Économie et Statistique n° 397 Why has the American Trade Balance Continued Deteriorating despite the Depreciation of the Dollar? - Older Workers, New Technology and Organisational Change - The Knock-on Effects of the Retirement Age
Older Workers, New Technology and Organisational Change: A Re-examination following the Reponse Survey Further evidence using the Reponse Survey

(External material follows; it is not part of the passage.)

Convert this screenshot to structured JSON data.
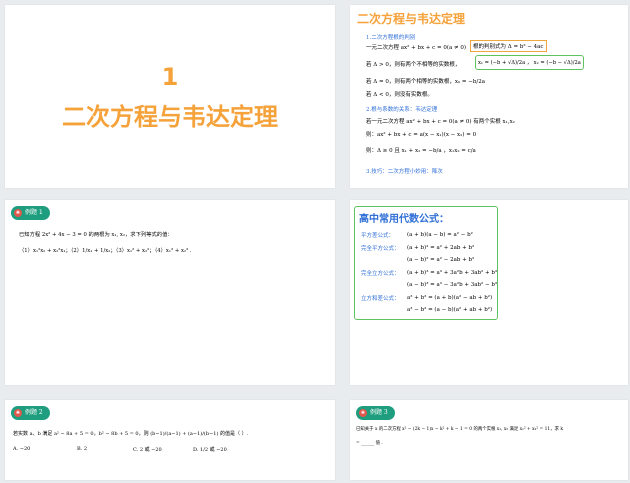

Firms' use of technological innovations (computers, internet) or organisational, change, or their expansion into the international market raise the question of how older workers (seniors) adapt: Are the firms involved in these changes more likely to evict older workers from their workforce? An analysis of the workforce in 1998 confirms the hypothesis that these changes induce a bias unfavourable to older workers. In both manufacturing industry and services, the establishments that are more computerised or those that implement innovative workplace practices employ relatively fewer older workers. Roughly, this is true for both qualified workers (managers and intermediary professions) and less qualified workers (blue collars and employees). The causal link between innovation and the employment of older people is, because of its complexity, difficult to prove. However, the analysis of employment inflows and outflows between 1998 and 2001 confirms the idea that innovation worsens skill obsolescence. Affecting both hiring and firing, the increasing use of new technology seems to have a negative impact on the employment of older people.